While the word ‘fanciful’ appeals, I’d rather describe it as the creative facility that enables us to process experience intuitively to form new images, to perceive the potentiality of things, to discover connections, inferences and affinities, as well as the ability to develop theories which explain interrelationships and patterns.
Genuine imagination is driven by a life-force that is indestructible. Theseus tells Hippolyta in A Midsummer Night’s Dream that lovers and madmen “have such seething brains…that apprehend more than cool reason ever comprehends”.
Then, almost as though remembering his own profession, Shakespeare says in Act 5, Scene 1:
As imagination bodes forth
The forms of things unknown, the poet’s pen
Turns them into shapes, and gives to airy nothing
A local habitation and a name.
Another left-fielder like Zelenskyy is Greta Thunberg, who believes in the future of life as she struggles against climate change to preserve the natural world.
Like Thunberg are the eight young Australian students, supported by Sister Bridget Arthur, who claimed in the Federal Court that the environment minister owed them a duty of care when assessing mine proposals; in other words that she owed them life.
They won but lost on appeal, with the judges saying that legally the environment minister didn’t have a duty of care to Australia’s children.
In other words, mines are more important than our young people.
What an appalling commentary on our legal system and on those who administer it.
It was a decision for death over life and the judges who made it need to recognize that.
It is precisely the opposite of the meaning of the Resurrection of Christ.
Dr Paul Collins is an historian, broadcaster and the author of 15 books. He was a Catholic priest for 33 years until he resigned from active ministry in 2001 following a dispute with the Vatican over his book Papal Power (1997). He is former head of the religion and ethics department in the ABC
While I appreciated Dr Paul Collins' article on the Risen Christ and what it means in 2022, I have some reservations about why millions of Christians are suffering from war, natural disasters, pandemics and global environmental problems.
How do we link the Risen Christ to the suffering of innocent millions?
The Risen Christ is present among us having fully enlightened us at Pentecost with the outpouring of the Holy Spirit.
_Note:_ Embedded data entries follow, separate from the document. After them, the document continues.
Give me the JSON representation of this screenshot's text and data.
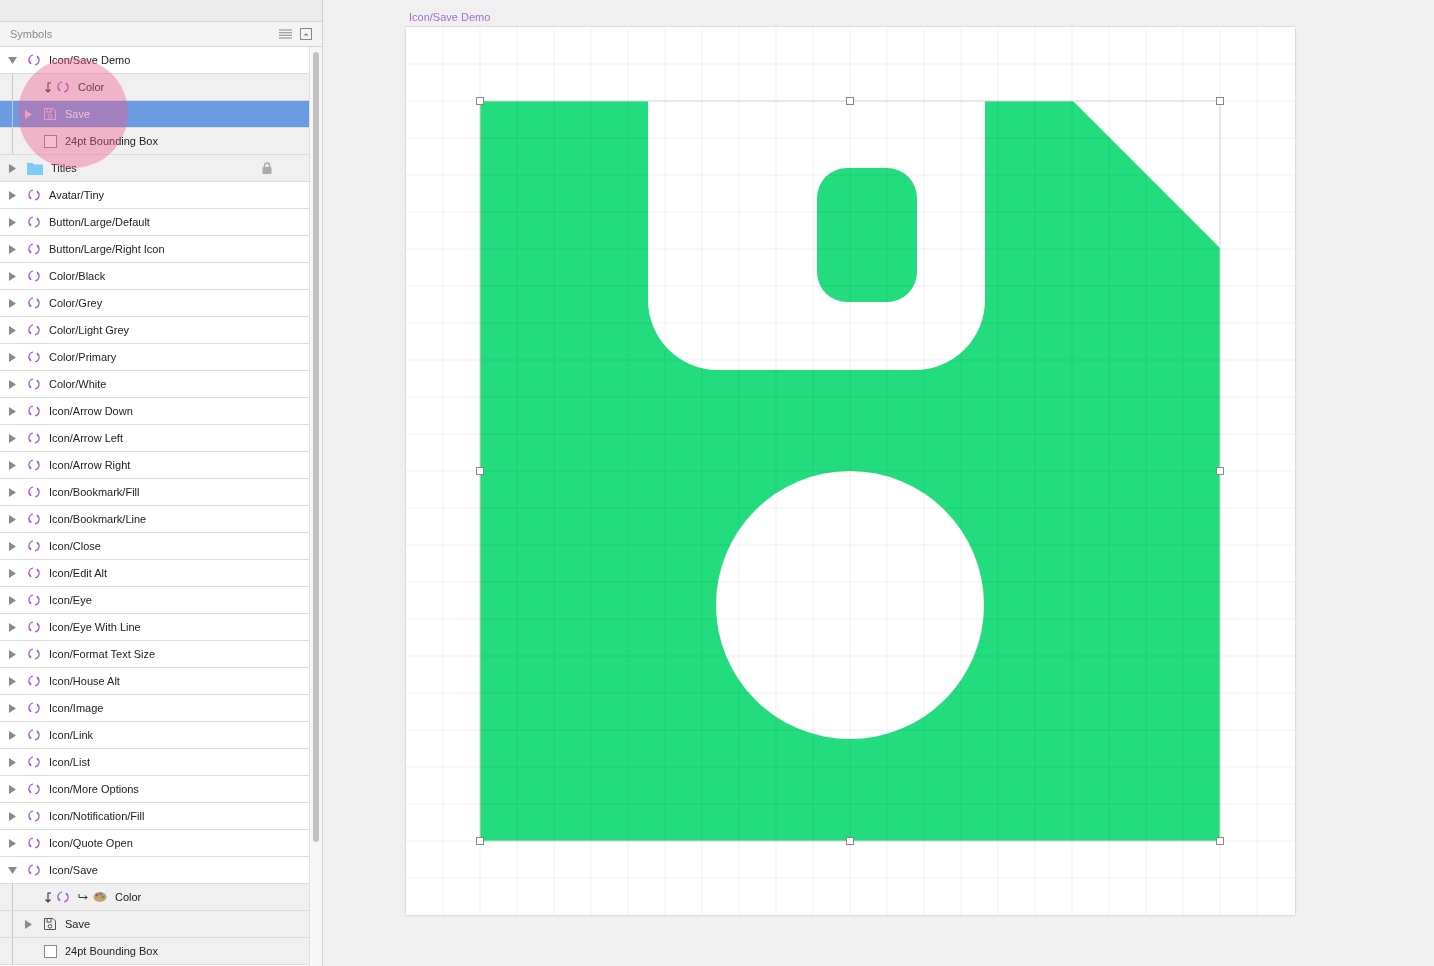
{
  "panel": {
    "title": "Symbols"
  },
  "layers": [
    {
      "kind": "symbol",
      "name": "Icon/Save Demo",
      "expanded": true,
      "selected": false,
      "locked": false,
      "children": [
        {
          "kind": "override",
          "name": "Color",
          "selected": false,
          "locked": false
        },
        {
          "kind": "group",
          "name": "Save",
          "expanded": false,
          "selected": true,
          "locked": false
        },
        {
          "kind": "rect",
          "name": "24pt Bounding Box",
          "selected": false,
          "locked": false
        }
      ]
    },
    {
      "kind": "folder",
      "name": "Titles",
      "expanded": false,
      "selected": false,
      "locked": true
    },
    {
      "kind": "symbol",
      "name": "Avatar/Tiny",
      "expanded": false,
      "selected": false,
      "locked": false
    },
    {
      "kind": "symbol",
      "name": "Button/Large/Default",
      "expanded": false,
      "selected": false,
      "locked": false
    },
    {
      "kind": "symbol",
      "name": "Button/Large/Right Icon",
      "expanded": false,
      "selected": false,
      "locked": false
    },
    {
      "kind": "symbol",
      "name": "Color/Black",
      "expanded": false,
      "selected": false,
      "locked": false
    },
    {
      "kind": "symbol",
      "name": "Color/Grey",
      "expanded": false,
      "selected": false,
      "locked": false
    },
    {
      "kind": "symbol",
      "name": "Color/Light Grey",
      "expanded": false,
      "selected": false,
      "locked": false
    },
    {
      "kind": "symbol",
      "name": "Color/Primary",
      "expanded": false,
      "selected": false,
      "locked": false
    },
    {
      "kind": "symbol",
      "name": "Color/White",
      "expanded": false,
      "selected": false,
      "locked": false
    },
    {
      "kind": "symbol",
      "name": "Icon/Arrow Down",
      "expanded": false,
      "selected": false,
      "locked": false
    },
    {
      "kind": "symbol",
      "name": "Icon/Arrow Left",
      "expanded": false,
      "selected": false,
      "locked": false
    },
    {
      "kind": "symbol",
      "name": "Icon/Arrow Right",
      "expanded": false,
      "selected": false,
      "locked": false
    },
    {
      "kind": "symbol",
      "name": "Icon/Bookmark/Fill",
      "expanded": false,
      "selected": false,
      "locked": false
    },
    {
      "kind": "symbol",
      "name": "Icon/Bookmark/Line",
      "expanded": false,
      "selected": false,
      "locked": false
    },
    {
      "kind": "symbol",
      "name": "Icon/Close",
      "expanded": false,
      "selected": false,
      "locked": false
    },
    {
      "kind": "symbol",
      "name": "Icon/Edit Alt",
      "expanded": false,
      "selected": false,
      "locked": false
    },
    {
      "kind": "symbol",
      "name": "Icon/Eye",
      "expanded": false,
      "selected": false,
      "locked": false
    },
    {
      "kind": "symbol",
      "name": "Icon/Eye With Line",
      "expanded": false,
      "selected": false,
      "locked": false
    },
    {
      "kind": "symbol",
      "name": "Icon/Format Text Size",
      "expanded": false,
      "selected": false,
      "locked": false
    },
    {
      "kind": "symbol",
      "name": "Icon/House Alt",
      "expanded": false,
      "selected": false,
      "locked": false
    },
    {
      "kind": "symbol",
      "name": "Icon/Image",
      "expanded": false,
      "selected": false,
      "locked": false
    },
    {
      "kind": "symbol",
      "name": "Icon/Link",
      "expanded": false,
      "selected": false,
      "locked": false
    },
    {
      "kind": "symbol",
      "name": "Icon/List",
      "expanded": false,
      "selected": false,
      "locked": false
    },
    {
      "kind": "symbol",
      "name": "Icon/More Options",
      "expanded": false,
      "selected": false,
      "locked": false
    },
    {
      "kind": "symbol",
      "name": "Icon/Notification/Fill",
      "expanded": false,
      "selected": false,
      "locked": false
    },
    {
      "kind": "symbol",
      "name": "Icon/Quote Open",
      "expanded": false,
      "selected": false,
      "locked": false
    },
    {
      "kind": "symbol",
      "name": "Icon/Save",
      "expanded": true,
      "selected": false,
      "locked": false,
      "children": [
        {
          "kind": "style_override",
          "name": "Color",
          "selected": false,
          "locked": false
        },
        {
          "kind": "group",
          "name": "Save",
          "expanded": false,
          "selected": false,
          "locked": false
        },
        {
          "kind": "rect",
          "name": "24pt Bounding Box",
          "selected": false,
          "locked": false
        }
      ]
    }
  ],
  "artboard": {
    "title": "Icon/Save Demo"
  }
}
The beginning of the universal church.
Without the Resurrection of Christ, Christianity is dead and has no meaning. The Resurrection is the basis of Christianity which has existed in the world for more than 2,000 years.
Consider the Risen Christ in reference to the crisis in the world, especially in the Ukraine-Russian War destroying thousands of innocent lives and displacing millions of people in dehumanised social and economic conditions.
How do we justify that the Risen Christ is living among them? And will they experience some divine intervention?
Our faith in the Risen Christ and in God's healing and salvation powers is questioned by some of us and still a mystery.
Posted by: Philip Kai Morre | 17 April 2022 at 10:24 PM